I've been sitting on these tanks for almost a year now so I'm going to do my best to get this project going over Christmas. I'll start with a few pictures to give everyone an idea of what I'm building then back up a bit to the planning stage.
The first step is drilling the tanks, I lined up the holes using a paper template since it doesn't need to be super precise.
I used some sticky-tac to hold a small pool of water around the hole. I've never drilled glass before but it was very easy.
Just remember to put something under the hole to catch the waste disk or will fall and scratch the other side of the tank. I cut a total of nine holes in three tanks.
Next I cut a few cork rectangles to support the tanks. This only takes a few seconds if you trim around the edges of the tank.
Finally I applied backing film to the tanks. Although the process is straightforward I found it incredibly difficult to get a perfect application.

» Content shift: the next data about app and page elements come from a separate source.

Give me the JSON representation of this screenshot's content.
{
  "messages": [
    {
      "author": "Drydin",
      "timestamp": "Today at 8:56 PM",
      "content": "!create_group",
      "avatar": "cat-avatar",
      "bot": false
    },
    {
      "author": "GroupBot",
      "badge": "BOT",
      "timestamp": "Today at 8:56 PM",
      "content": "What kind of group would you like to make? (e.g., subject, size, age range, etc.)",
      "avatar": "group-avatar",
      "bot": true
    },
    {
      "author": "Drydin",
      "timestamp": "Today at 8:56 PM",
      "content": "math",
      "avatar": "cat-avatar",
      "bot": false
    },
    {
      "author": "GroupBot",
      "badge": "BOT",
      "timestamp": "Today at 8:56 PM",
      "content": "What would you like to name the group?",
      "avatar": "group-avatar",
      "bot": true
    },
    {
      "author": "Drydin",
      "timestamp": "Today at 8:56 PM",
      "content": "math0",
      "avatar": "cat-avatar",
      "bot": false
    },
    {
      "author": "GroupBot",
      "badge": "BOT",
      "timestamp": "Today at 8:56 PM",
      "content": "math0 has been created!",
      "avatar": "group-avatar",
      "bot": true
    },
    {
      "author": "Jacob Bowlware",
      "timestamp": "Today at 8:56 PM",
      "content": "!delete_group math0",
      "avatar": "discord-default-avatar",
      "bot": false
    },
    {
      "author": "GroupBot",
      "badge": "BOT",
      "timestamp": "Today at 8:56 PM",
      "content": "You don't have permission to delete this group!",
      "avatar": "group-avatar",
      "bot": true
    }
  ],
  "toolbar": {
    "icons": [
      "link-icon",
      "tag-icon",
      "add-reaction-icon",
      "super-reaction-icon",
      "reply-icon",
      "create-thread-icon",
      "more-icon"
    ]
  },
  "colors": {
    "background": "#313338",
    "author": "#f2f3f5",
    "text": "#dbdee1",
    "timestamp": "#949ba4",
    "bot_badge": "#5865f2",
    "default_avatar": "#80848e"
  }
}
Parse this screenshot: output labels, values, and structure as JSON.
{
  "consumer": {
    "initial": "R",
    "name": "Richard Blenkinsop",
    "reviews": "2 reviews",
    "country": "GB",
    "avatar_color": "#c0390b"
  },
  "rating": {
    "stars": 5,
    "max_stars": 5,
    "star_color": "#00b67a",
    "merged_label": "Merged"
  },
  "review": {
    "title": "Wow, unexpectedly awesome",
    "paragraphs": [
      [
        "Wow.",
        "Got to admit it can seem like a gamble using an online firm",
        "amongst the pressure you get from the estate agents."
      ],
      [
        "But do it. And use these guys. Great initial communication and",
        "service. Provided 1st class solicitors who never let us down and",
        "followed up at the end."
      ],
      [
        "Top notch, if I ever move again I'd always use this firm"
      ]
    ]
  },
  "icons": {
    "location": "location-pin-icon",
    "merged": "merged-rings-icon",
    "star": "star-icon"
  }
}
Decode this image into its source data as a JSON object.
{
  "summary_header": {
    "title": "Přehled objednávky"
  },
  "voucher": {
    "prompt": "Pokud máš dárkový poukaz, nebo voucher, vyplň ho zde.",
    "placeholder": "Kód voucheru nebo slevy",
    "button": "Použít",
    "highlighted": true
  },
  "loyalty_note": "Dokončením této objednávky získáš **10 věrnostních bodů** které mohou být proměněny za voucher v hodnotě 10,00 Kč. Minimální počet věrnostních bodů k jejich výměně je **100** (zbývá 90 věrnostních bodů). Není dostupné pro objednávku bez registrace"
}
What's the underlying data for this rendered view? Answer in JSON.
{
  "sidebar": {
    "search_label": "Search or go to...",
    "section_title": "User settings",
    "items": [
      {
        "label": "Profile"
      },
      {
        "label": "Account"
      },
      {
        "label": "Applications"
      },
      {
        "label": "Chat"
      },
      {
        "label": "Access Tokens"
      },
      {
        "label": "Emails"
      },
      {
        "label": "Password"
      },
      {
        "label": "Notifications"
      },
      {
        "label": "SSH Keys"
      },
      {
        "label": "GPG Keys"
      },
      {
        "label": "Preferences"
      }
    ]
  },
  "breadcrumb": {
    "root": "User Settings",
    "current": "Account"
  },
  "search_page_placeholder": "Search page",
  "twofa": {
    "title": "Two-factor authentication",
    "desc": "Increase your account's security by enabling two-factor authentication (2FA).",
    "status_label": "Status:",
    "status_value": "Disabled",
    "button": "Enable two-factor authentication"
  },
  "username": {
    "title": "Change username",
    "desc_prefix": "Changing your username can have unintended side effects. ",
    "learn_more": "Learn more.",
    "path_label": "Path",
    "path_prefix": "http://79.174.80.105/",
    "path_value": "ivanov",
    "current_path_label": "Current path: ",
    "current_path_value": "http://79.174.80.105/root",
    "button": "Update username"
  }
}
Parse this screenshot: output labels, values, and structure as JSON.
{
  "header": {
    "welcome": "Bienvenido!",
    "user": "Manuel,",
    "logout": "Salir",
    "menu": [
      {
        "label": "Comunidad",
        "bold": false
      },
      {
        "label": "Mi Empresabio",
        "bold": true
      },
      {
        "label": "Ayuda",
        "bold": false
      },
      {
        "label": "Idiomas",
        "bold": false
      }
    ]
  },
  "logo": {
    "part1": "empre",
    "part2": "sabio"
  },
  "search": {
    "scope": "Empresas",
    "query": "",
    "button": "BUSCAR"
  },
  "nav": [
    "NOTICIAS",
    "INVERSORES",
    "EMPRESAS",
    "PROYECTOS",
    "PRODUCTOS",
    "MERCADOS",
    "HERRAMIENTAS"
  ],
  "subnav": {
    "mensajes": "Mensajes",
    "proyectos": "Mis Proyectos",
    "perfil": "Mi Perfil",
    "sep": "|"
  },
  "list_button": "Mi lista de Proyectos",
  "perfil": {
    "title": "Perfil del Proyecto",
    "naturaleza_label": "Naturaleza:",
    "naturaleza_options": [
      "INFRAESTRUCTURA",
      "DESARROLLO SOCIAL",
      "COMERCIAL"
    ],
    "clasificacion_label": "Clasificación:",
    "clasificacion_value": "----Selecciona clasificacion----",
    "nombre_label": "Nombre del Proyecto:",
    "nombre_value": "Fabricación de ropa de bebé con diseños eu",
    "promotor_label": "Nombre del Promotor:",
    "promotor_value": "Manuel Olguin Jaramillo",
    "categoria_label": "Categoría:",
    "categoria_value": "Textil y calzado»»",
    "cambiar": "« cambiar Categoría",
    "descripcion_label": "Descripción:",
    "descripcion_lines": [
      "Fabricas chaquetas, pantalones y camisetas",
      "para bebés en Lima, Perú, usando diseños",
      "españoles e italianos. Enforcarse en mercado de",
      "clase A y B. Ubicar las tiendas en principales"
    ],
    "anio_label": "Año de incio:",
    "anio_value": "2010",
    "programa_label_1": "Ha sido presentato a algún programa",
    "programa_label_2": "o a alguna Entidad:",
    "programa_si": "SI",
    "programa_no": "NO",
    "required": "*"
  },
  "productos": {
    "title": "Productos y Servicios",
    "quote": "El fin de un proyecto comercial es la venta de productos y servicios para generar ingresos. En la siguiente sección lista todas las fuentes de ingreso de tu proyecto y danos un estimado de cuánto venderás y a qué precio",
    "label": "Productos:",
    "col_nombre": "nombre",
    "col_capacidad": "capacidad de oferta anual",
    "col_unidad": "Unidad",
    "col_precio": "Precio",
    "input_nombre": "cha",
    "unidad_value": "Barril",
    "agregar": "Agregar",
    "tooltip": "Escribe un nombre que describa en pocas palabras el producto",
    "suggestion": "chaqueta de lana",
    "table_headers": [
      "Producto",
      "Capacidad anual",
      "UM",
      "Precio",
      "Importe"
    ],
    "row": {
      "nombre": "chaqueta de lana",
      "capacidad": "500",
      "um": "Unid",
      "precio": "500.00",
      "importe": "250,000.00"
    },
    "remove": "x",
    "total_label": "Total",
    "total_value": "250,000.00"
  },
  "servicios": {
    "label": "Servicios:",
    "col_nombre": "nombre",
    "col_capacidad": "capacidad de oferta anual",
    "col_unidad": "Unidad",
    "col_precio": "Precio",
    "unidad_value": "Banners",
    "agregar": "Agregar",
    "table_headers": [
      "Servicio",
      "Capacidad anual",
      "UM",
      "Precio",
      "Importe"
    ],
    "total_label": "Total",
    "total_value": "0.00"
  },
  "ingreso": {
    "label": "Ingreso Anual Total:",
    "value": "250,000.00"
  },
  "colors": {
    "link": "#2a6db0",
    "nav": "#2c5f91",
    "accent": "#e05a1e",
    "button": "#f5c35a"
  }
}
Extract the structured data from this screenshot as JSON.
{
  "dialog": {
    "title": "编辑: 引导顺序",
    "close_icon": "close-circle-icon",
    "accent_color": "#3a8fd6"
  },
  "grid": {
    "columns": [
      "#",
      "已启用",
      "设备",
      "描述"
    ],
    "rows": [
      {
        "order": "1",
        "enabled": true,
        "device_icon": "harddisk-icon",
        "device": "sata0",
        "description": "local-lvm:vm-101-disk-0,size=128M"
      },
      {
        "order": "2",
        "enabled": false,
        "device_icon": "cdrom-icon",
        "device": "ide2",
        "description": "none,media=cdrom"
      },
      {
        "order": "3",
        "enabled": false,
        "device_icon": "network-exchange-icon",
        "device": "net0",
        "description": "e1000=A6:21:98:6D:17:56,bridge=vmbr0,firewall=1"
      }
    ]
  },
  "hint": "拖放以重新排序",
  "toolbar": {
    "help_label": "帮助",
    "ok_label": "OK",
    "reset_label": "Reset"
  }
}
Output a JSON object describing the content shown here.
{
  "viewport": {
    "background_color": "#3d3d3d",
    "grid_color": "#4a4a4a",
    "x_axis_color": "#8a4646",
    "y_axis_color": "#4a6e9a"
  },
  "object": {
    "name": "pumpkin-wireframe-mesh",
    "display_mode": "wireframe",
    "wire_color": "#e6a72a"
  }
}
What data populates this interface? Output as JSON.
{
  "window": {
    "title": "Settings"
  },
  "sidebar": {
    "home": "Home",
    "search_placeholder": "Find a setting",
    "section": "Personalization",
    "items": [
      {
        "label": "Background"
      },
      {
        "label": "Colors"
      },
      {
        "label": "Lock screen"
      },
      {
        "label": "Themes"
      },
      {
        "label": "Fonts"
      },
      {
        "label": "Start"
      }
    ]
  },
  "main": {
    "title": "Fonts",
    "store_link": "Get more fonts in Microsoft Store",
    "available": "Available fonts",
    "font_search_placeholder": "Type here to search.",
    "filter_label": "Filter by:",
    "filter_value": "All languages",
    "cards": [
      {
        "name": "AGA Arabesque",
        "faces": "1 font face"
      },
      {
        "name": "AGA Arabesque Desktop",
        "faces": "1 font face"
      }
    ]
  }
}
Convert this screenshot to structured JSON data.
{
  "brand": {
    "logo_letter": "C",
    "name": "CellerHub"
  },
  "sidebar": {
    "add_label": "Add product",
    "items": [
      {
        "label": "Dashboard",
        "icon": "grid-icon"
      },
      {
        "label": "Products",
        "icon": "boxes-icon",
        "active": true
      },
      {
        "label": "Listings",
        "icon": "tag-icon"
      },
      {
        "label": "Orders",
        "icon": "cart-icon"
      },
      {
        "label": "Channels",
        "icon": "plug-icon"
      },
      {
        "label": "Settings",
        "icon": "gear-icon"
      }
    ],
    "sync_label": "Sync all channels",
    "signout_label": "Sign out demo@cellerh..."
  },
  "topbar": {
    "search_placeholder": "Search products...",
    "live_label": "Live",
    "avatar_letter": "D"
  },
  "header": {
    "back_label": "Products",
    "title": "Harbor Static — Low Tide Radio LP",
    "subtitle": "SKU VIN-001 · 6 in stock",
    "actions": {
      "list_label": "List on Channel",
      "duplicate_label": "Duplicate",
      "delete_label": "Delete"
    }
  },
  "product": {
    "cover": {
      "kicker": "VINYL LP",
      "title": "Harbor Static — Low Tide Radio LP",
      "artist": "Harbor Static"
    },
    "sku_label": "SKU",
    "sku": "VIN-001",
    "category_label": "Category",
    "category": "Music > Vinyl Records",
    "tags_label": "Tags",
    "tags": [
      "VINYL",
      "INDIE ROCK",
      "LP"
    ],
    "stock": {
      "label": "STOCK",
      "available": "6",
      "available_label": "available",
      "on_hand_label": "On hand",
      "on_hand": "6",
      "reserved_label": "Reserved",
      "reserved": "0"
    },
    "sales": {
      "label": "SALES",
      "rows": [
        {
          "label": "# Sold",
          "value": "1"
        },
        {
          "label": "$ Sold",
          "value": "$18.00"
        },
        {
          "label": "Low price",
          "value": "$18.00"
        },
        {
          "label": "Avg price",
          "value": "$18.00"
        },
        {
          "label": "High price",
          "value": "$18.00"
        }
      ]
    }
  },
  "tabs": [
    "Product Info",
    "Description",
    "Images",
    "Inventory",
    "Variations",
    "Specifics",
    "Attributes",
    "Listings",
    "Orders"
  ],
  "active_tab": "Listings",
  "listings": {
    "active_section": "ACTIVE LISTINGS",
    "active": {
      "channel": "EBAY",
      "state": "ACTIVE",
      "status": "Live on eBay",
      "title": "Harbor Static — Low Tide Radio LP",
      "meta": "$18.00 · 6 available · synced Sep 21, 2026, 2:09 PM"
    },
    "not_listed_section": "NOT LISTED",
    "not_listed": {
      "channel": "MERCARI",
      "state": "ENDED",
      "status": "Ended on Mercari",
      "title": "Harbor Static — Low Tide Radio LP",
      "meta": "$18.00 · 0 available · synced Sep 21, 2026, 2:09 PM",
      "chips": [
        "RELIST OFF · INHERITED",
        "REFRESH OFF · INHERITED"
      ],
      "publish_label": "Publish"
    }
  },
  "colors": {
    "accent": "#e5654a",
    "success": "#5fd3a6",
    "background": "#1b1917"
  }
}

Lay the film on top of a wet surface and then squeegee any bubbles to the edge. I tried to push everything downwards so any trapped dust would be hidden by substrate.
Finally trim the edge (and holes) with a knife.
Black is done the same way.
I use two layers of the black film since it is slightly translucent otherwise. The second layer looks a little bumpy but its fine from the glass side.
And finally a peek at the goal of this project.
I've always wanted a tower of nano aquariums - I like the idea of having multiple small tanks, and the design is very space efficient. On the other hand, individually equipping and maintaining four separate tanks would be rather inconvenient. To work around this I've decided to connect them together. This will provide the convenience and stability of a larger tank and can reduce some costs by sharing CO2, filtration, and heat.
The bookshelf will hold four Mr. Aqua 6g aquariums (24"l x 6.4"d x 9.7"h). The top three tanks will be used for display and contain no equipment other than an overflow and return. The fourth tank will be used as a sump, but only 8" of its total length is required to house equipment; the remaining 16" will be lit and used as a display area. The sump will only hold a few inches of water in use so most growth will be high humidity/emmersed.
There are two major risks with this build. The first and most catastrophic scenario would be failure of the bookshelf. I consider this low probability, but it would be extremely costly which does make me nervous. Although aquariums are typically too heavy for standard furniture, six gallons is small and a full 30" shelf of books has roughly the same weight. This setup will fully load only three of the five shelves, so the bookshelf should actually be supporting less weight than it otherwise would.
The second risk is that the overflow system will be too noisy. My plan is to tee three silent herbie systems into the same drain/emergency lines - I'm pretty sure this will work, but most plumbing guides contain fairly insistent warnings that tees in the return line are discouraged.
I'll try to finish most of the build before new years but some of the parts have had their delivery dates pushed back by Christmas shipping.
And yes, I am aware this is a very complex way of setting up 18g of display space.